BEGIN PROVIDED RECORDS
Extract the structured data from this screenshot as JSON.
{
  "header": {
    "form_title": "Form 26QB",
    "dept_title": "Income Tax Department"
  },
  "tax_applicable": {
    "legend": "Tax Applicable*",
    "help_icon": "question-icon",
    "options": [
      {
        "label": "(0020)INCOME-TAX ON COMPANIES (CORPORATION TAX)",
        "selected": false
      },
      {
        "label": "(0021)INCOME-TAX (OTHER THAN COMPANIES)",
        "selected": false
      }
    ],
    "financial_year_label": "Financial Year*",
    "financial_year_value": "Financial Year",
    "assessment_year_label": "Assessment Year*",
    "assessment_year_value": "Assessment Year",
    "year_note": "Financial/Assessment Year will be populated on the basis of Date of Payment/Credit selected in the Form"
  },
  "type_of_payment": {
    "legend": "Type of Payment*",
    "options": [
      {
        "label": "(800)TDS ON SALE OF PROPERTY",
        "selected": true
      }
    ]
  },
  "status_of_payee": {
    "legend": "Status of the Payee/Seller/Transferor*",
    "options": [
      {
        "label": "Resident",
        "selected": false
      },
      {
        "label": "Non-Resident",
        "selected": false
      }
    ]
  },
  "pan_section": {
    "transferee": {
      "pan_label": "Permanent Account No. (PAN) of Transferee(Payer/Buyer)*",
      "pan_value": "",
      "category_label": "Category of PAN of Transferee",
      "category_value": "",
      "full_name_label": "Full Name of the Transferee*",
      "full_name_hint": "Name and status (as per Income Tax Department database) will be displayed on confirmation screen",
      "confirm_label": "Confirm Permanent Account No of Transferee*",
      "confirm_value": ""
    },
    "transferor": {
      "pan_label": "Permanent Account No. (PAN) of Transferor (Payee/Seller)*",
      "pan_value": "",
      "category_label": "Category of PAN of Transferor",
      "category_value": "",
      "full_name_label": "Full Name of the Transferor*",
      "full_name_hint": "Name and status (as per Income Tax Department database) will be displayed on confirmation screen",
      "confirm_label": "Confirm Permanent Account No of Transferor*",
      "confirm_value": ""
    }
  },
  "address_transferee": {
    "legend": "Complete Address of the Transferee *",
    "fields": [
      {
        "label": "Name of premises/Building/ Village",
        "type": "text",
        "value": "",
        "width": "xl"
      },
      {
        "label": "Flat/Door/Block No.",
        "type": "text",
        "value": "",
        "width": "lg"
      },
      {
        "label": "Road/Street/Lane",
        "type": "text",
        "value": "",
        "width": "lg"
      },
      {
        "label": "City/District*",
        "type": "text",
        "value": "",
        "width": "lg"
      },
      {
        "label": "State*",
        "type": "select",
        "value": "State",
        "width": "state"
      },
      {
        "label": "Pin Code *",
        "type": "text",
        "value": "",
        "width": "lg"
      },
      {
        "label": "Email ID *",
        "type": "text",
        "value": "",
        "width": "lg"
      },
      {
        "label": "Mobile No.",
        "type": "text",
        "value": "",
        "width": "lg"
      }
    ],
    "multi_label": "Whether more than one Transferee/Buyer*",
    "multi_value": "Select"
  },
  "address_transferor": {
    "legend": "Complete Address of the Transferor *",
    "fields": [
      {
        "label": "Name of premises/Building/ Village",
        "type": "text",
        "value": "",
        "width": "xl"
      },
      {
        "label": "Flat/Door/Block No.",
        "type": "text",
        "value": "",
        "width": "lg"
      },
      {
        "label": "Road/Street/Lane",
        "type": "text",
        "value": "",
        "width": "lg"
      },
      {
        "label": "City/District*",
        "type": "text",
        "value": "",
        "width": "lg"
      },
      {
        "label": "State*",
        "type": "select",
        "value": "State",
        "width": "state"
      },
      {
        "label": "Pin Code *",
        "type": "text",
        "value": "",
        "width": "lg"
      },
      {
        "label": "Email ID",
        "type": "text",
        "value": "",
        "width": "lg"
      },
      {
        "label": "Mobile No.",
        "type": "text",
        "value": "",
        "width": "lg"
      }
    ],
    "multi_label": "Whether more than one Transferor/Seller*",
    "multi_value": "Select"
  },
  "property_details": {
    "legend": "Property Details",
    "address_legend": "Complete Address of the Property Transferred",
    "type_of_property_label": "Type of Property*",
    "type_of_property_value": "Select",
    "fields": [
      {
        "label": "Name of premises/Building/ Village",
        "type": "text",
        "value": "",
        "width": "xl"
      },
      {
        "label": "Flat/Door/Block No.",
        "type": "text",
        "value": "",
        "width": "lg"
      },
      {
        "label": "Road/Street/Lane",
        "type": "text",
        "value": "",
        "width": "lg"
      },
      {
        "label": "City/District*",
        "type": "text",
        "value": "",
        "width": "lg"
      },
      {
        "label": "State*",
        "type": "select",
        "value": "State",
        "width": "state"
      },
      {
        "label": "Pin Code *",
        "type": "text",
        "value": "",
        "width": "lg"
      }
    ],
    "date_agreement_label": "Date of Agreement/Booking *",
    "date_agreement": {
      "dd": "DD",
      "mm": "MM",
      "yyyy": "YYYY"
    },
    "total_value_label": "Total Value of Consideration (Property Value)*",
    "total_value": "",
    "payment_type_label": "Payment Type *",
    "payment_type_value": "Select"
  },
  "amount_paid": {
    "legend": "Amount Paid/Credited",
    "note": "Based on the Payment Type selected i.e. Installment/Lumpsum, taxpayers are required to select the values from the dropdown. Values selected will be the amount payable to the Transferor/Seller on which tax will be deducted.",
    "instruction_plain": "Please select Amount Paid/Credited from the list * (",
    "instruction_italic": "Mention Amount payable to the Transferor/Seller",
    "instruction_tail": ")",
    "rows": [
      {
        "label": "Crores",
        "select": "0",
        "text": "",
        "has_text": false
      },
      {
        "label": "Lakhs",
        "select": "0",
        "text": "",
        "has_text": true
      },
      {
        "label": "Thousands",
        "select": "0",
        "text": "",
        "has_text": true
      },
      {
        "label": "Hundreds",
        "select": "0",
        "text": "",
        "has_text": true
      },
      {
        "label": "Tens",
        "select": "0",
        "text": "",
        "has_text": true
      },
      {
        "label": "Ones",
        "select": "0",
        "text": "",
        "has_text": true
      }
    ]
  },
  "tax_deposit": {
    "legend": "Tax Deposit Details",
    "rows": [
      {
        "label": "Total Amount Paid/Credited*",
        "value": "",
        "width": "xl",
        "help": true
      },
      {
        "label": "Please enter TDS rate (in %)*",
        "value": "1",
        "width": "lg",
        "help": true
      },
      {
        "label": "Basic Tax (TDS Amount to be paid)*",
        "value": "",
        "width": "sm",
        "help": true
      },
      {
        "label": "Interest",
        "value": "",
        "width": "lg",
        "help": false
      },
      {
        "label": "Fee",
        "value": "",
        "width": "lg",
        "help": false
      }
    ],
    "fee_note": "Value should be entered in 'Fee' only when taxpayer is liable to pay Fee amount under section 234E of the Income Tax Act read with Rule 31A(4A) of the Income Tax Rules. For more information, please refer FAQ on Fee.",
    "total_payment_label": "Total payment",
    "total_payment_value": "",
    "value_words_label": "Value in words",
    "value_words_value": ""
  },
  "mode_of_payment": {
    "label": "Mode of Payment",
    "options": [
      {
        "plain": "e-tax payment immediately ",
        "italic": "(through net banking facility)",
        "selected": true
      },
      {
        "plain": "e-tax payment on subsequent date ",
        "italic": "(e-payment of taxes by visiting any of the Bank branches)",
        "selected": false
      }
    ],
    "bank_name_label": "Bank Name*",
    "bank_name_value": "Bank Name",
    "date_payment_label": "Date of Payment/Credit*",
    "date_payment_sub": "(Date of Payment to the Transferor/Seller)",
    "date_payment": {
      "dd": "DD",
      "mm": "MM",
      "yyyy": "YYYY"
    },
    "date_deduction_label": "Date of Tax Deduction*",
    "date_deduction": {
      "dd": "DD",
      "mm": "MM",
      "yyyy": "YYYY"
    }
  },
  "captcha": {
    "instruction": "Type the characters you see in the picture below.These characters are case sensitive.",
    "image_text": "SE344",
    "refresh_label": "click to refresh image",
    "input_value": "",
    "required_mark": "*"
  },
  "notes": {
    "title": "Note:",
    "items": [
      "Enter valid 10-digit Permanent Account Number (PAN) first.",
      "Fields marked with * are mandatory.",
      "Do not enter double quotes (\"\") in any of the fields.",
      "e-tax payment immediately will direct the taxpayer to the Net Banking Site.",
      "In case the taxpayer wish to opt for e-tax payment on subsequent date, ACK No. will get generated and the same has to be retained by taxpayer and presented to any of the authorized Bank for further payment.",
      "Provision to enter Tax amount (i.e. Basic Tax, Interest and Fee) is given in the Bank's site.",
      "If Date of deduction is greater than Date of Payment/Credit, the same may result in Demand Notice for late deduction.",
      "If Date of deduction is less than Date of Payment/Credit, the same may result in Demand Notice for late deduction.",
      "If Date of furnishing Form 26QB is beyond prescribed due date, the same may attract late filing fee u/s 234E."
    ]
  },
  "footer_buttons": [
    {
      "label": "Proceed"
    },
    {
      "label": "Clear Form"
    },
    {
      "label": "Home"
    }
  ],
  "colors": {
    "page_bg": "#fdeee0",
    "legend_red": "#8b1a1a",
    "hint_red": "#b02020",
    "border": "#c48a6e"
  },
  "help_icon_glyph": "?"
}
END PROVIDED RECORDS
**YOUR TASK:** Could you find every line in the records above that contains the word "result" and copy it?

**SOLUTION FOR THIS TASK:**
      "If Date of deduction is greater than Date of Payment/Credit, the same may result in Demand Notice for late deduction.",
      "If Date of deduction is less than Date of Payment/Credit, the same may result in Demand Notice for late deduction.",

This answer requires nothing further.